### WHAT IS REQUIRED
Report every line of the records that contains the word "icon".

Entries from a dataset of interfaces
=== Section Start ===
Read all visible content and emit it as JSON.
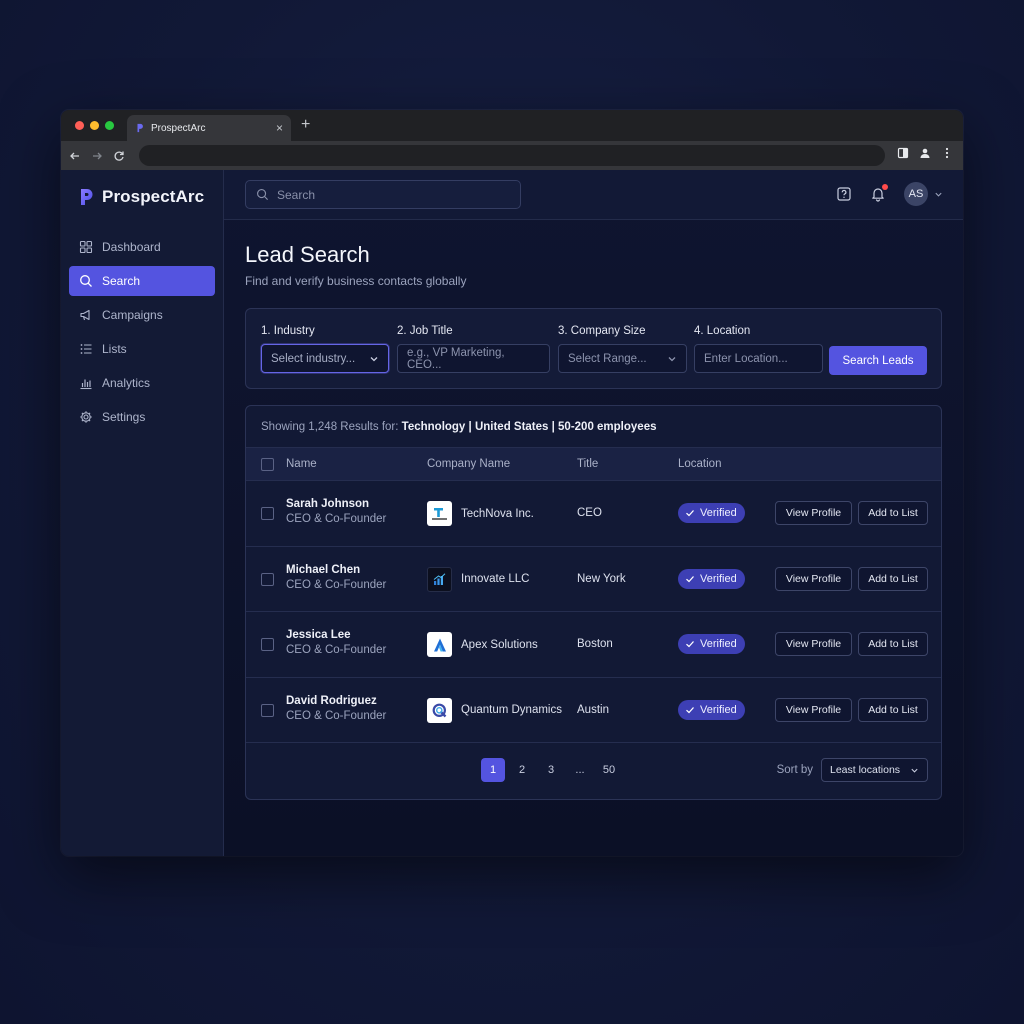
{
  "browser": {
    "tab_title": "ProspectArc",
    "tab_close": "×",
    "new_tab": "+"
  },
  "brand": {
    "name": "ProspectArc"
  },
  "sidebar": {
    "items": [
      {
        "label": "Dashboard",
        "icon": "grid-icon",
        "active": false
      },
      {
        "label": "Search",
        "icon": "search-icon",
        "active": true
      },
      {
        "label": "Campaigns",
        "icon": "megaphone-icon",
        "active": false
      },
      {
        "label": "Lists",
        "icon": "list-icon",
        "active": false
      },
      {
        "label": "Analytics",
        "icon": "bar-chart-icon",
        "active": false
      },
      {
        "label": "Settings",
        "icon": "gear-icon",
        "active": false
      }
    ]
  },
  "topbar": {
    "search_placeholder": "Search",
    "avatar_initials": "AS"
  },
  "page": {
    "title": "Lead Search",
    "subtitle": "Find and verify business contacts globally"
  },
  "filters": {
    "industry": {
      "label": "1. Industry",
      "placeholder": "Select industry..."
    },
    "job_title": {
      "label": "2. Job Title",
      "placeholder": "e.g., VP Marketing, CEO..."
    },
    "company_size": {
      "label": "3. Company Size",
      "placeholder": "Select Range..."
    },
    "location": {
      "label": "4. Location",
      "placeholder": "Enter Location..."
    },
    "search_button": "Search Leads"
  },
  "results": {
    "summary_prefix": "Showing 1,248 Results for:",
    "summary_terms": "Technology | United States | 50-200 employees",
    "columns": {
      "name": "Name",
      "company": "Company Name",
      "title": "Title",
      "location": "Location"
    },
    "rows": [
      {
        "name": "Sarah Johnson",
        "role": "CEO & Co-Founder",
        "company": "TechNova Inc.",
        "title": "CEO",
        "status": "Verified"
      },
      {
        "name": "Michael Chen",
        "role": "CEO & Co-Founder",
        "company": "Innovate LLC",
        "title": "New York",
        "status": "Verified"
      },
      {
        "name": "Jessica Lee",
        "role": "CEO & Co-Founder",
        "company": "Apex Solutions",
        "title": "Boston",
        "status": "Verified"
      },
      {
        "name": "David Rodriguez",
        "role": "CEO & Co-Founder",
        "company": "Quantum Dynamics",
        "title": "Austin",
        "status": "Verified"
      }
    ],
    "view_profile_label": "View Profile",
    "add_to_list_label": "Add to List"
  },
  "pagination": {
    "pages": [
      "1",
      "2",
      "3",
      "...",
      "50"
    ],
    "current": "1",
    "sort_label": "Sort by",
    "sort_value": "Least locations"
  },
  "colors": {
    "accent": "#5454e0",
    "background": "#111836",
    "verified_badge": "#3d3fb4"
  }
}
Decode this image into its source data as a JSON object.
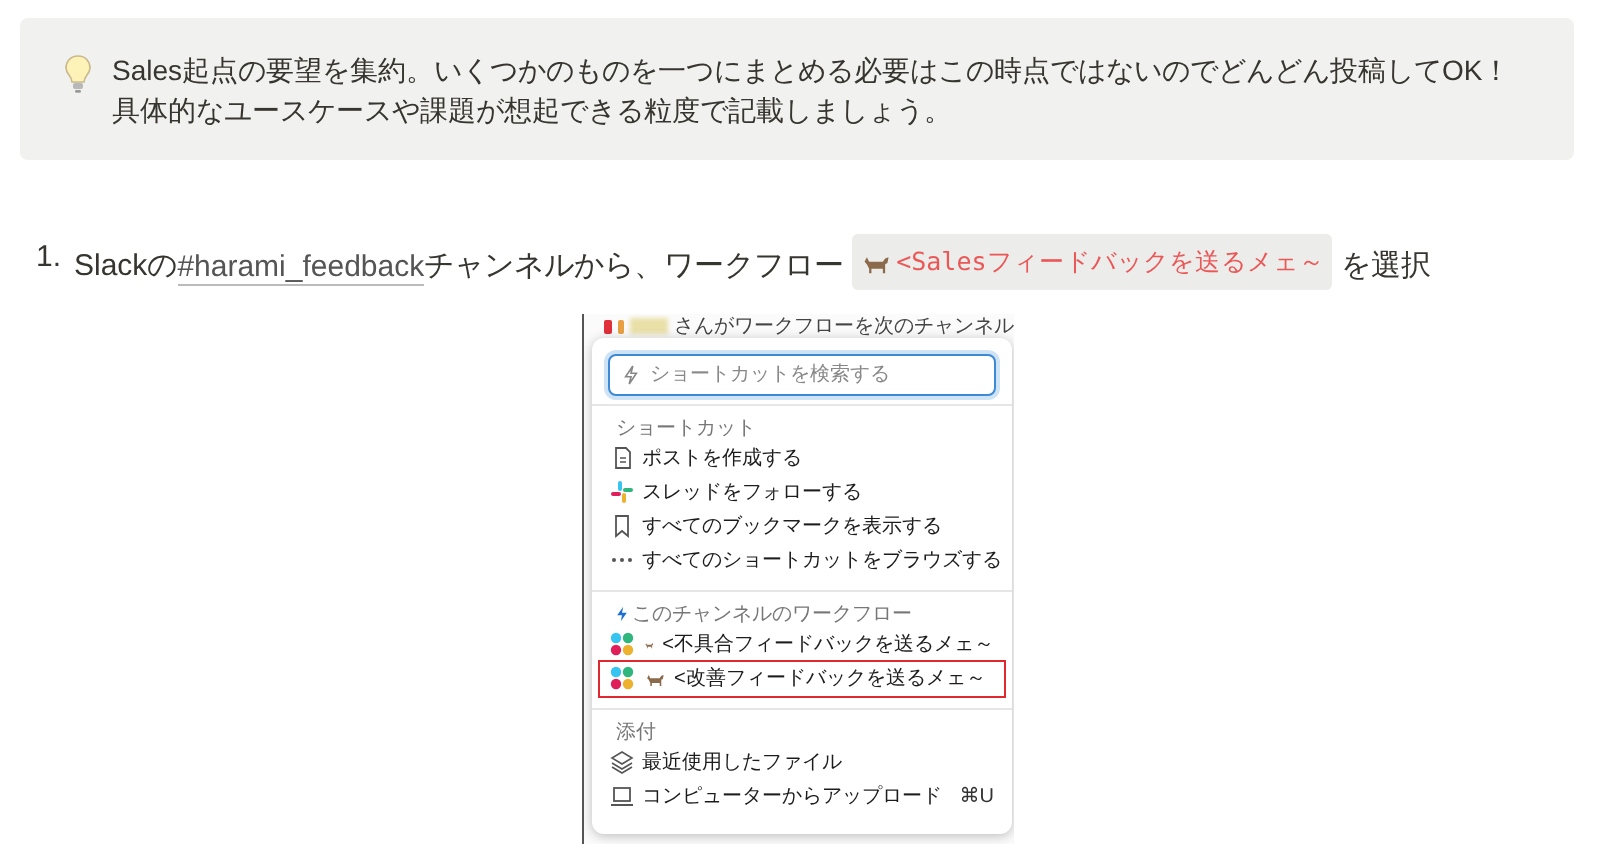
{
  "callout": {
    "lines": [
      "Sales起点の要望を集約。いくつかのものを一つにまとめる必要はこの時点ではないのでどんどん投稿してOK！",
      "具体的なユースケースや課題が想起できる粒度で記載しましょう。"
    ]
  },
  "steps": [
    {
      "number": "1.",
      "before": "Slackの",
      "link": "#harami_feedback",
      "middle": "チャンネルから、ワークフロー",
      "code": "<Salesフィードバックを送るメェ～",
      "after": "を選択"
    }
  ],
  "screenshot": {
    "background_text": "さんがワークフローを次のチャンネル",
    "search": {
      "placeholder": "ショートカットを検索する"
    },
    "sections": [
      {
        "kind": "shortcuts",
        "header": "ショートカット",
        "items": [
          {
            "kind": "document",
            "label": "ポストを作成する",
            "highlighted": false
          },
          {
            "kind": "thread",
            "label": "スレッドをフォローする",
            "highlighted": false
          },
          {
            "kind": "bookmark",
            "label": "すべてのブックマークを表示する",
            "highlighted": false
          },
          {
            "kind": "more",
            "label": "すべてのショートカットをブラウズする",
            "highlighted": false
          }
        ]
      },
      {
        "kind": "workflows",
        "header": "このチャンネルのワークフロー",
        "items": [
          {
            "kind": "workflow",
            "label": "<不具合フィードバックを送るメェ～",
            "highlighted": false
          },
          {
            "kind": "workflow",
            "label": "<改善フィードバックを送るメェ～",
            "highlighted": true
          }
        ]
      },
      {
        "kind": "attachments",
        "header": "添付",
        "items": [
          {
            "kind": "files",
            "label": "最近使用したファイル",
            "highlighted": false
          },
          {
            "kind": "upload",
            "label": "コンピューターからアップロード",
            "shortcut": "⌘U",
            "highlighted": false
          }
        ]
      }
    ]
  }
}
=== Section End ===
### ANSWER SECTION
        "icon": "grid-icon",
        "icon": "search-icon",
        "icon": "megaphone-icon",
        "icon": "list-icon",
        "icon": "bar-chart-icon",
        "icon": "gear-icon",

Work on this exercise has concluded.